Work request: Repeat each of these records exactly.

Material to process:

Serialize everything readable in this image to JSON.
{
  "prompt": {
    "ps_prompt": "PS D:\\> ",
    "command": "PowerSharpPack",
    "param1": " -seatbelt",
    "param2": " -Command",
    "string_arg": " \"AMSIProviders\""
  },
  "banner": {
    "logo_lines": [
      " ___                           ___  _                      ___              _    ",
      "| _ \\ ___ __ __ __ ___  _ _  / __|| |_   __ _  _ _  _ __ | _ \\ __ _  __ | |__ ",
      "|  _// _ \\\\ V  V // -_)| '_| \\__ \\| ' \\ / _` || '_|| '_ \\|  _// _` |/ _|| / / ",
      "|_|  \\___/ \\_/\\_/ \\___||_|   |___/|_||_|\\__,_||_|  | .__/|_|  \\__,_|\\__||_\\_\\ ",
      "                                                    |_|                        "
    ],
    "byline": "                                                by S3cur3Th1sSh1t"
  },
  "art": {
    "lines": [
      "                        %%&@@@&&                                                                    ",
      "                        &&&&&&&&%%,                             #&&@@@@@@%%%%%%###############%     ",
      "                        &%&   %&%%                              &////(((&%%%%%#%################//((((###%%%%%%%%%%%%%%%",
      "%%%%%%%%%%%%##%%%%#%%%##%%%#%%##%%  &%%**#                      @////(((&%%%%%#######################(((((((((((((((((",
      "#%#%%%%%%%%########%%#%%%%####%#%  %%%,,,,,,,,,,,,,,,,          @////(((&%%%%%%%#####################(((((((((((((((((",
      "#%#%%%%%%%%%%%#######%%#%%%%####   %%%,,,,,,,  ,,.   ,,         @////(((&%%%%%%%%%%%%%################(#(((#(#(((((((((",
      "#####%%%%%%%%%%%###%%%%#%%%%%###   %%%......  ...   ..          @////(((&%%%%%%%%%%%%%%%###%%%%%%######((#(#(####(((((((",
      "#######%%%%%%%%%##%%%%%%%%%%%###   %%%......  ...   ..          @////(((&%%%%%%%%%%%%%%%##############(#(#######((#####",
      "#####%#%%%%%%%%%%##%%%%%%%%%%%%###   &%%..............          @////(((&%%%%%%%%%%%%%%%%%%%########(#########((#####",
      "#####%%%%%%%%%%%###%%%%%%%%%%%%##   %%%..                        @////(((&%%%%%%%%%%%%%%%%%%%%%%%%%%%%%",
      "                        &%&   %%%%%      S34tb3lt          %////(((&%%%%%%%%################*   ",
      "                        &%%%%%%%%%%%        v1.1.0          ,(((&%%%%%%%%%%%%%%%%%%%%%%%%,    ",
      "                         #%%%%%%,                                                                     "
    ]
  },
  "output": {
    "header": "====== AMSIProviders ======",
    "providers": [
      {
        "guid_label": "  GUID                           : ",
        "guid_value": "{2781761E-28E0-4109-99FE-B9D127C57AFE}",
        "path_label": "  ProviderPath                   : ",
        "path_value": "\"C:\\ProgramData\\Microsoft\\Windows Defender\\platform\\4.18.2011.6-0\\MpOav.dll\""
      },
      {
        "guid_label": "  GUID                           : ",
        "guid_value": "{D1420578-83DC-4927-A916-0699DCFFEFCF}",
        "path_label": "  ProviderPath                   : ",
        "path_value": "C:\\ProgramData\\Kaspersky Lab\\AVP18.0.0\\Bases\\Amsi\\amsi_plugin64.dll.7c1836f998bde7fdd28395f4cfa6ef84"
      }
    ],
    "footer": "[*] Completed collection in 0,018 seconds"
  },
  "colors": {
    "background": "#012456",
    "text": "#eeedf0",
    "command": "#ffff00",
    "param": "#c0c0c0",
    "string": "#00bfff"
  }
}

Reply to the task:
Serialize everything readable in this image to JSON.
{
  "prompt": {
    "ps_prompt": "PS D:\\> ",
    "command": "PowerSharpPack",
    "param1": " -seatbelt",
    "param2": " -Command",
    "string_arg": " \"AMSIProviders\""
  },
  "banner": {
    "logo_lines": [
      " ___                           ___  _                      ___              _    ",
      "| _ \\ ___ __ __ __ ___  _ _  / __|| |_   __ _  _ _  _ __ | _ \\ __ _  __ | |__ ",
      "|  _// _ \\\\ V  V // -_)| '_| \\__ \\| ' \\ / _` || '_|| '_ \\|  _// _` |/ _|| / / ",
      "|_|  \\___/ \\_/\\_/ \\___||_|   |___/|_||_|\\__,_||_|  | .__/|_|  \\__,_|\\__||_\\_\\ ",
      "                                                    |_|                        "
    ],
    "byline": "                                                by S3cur3Th1sSh1t"
  },
  "art": {
    "lines": [
      "                        %%&@@@&&                                                                    ",
      "                        &&&&&&&&%%,                             #&&@@@@@@%%%%%%###############%     ",
      "                        &%&   %&%%                              &////(((&%%%%%#%################//((((###%%%%%%%%%%%%%%%",
      "%%%%%%%%%%%%##%%%%#%%%##%%%#%%##%%  &%%**#                      @////(((&%%%%%#######################(((((((((((((((((",
      "#%#%%%%%%%%########%%#%%%%####%#%  %%%,,,,,,,,,,,,,,,,          @////(((&%%%%%%%#####################(((((((((((((((((",
      "#%#%%%%%%%%%%%#######%%#%%%%####   %%%,,,,,,,  ,,.   ,,         @////(((&%%%%%%%%%%%%%################(#(((#(#(((((((((",
      "#####%%%%%%%%%%%###%%%%#%%%%%###   %%%......  ...   ..          @////(((&%%%%%%%%%%%%%%%###%%%%%%######((#(#(####(((((((",
      "#######%%%%%%%%%##%%%%%%%%%%%###   %%%......  ...   ..          @////(((&%%%%%%%%%%%%%%%##############(#(#######((#####",
      "#####%#%%%%%%%%%%##%%%%%%%%%%%%###   &%%..............          @////(((&%%%%%%%%%%%%%%%%%%%########(#########((#####",
      "#####%%%%%%%%%%%###%%%%%%%%%%%%##   %%%..                        @////(((&%%%%%%%%%%%%%%%%%%%%%%%%%%%%%",
      "                        &%&   %%%%%      S34tb3lt          %////(((&%%%%%%%%################*   ",
      "                        &%%%%%%%%%%%        v1.1.0          ,(((&%%%%%%%%%%%%%%%%%%%%%%%%,    ",
      "                         #%%%%%%,                                                                     "
    ]
  },
  "output": {
    "header": "====== AMSIProviders ======",
    "providers": [
      {
        "guid_label": "  GUID                           : ",
        "guid_value": "{2781761E-28E0-4109-99FE-B9D127C57AFE}",
        "path_label": "  ProviderPath                   : ",
        "path_value": "\"C:\\ProgramData\\Microsoft\\Windows Defender\\platform\\4.18.2011.6-0\\MpOav.dll\""
      },
      {
        "guid_label": "  GUID                           : ",
        "guid_value": "{D1420578-83DC-4927-A916-0699DCFFEFCF}",
        "path_label": "  ProviderPath                   : ",
        "path_value": "C:\\ProgramData\\Kaspersky Lab\\AVP18.0.0\\Bases\\Amsi\\amsi_plugin64.dll.7c1836f998bde7fdd28395f4cfa6ef84"
      }
    ],
    "footer": "[*] Completed collection in 0,018 seconds"
  },
  "colors": {
    "background": "#012456",
    "text": "#eeedf0",
    "command": "#ffff00",
    "param": "#c0c0c0",
    "string": "#00bfff"
  }
}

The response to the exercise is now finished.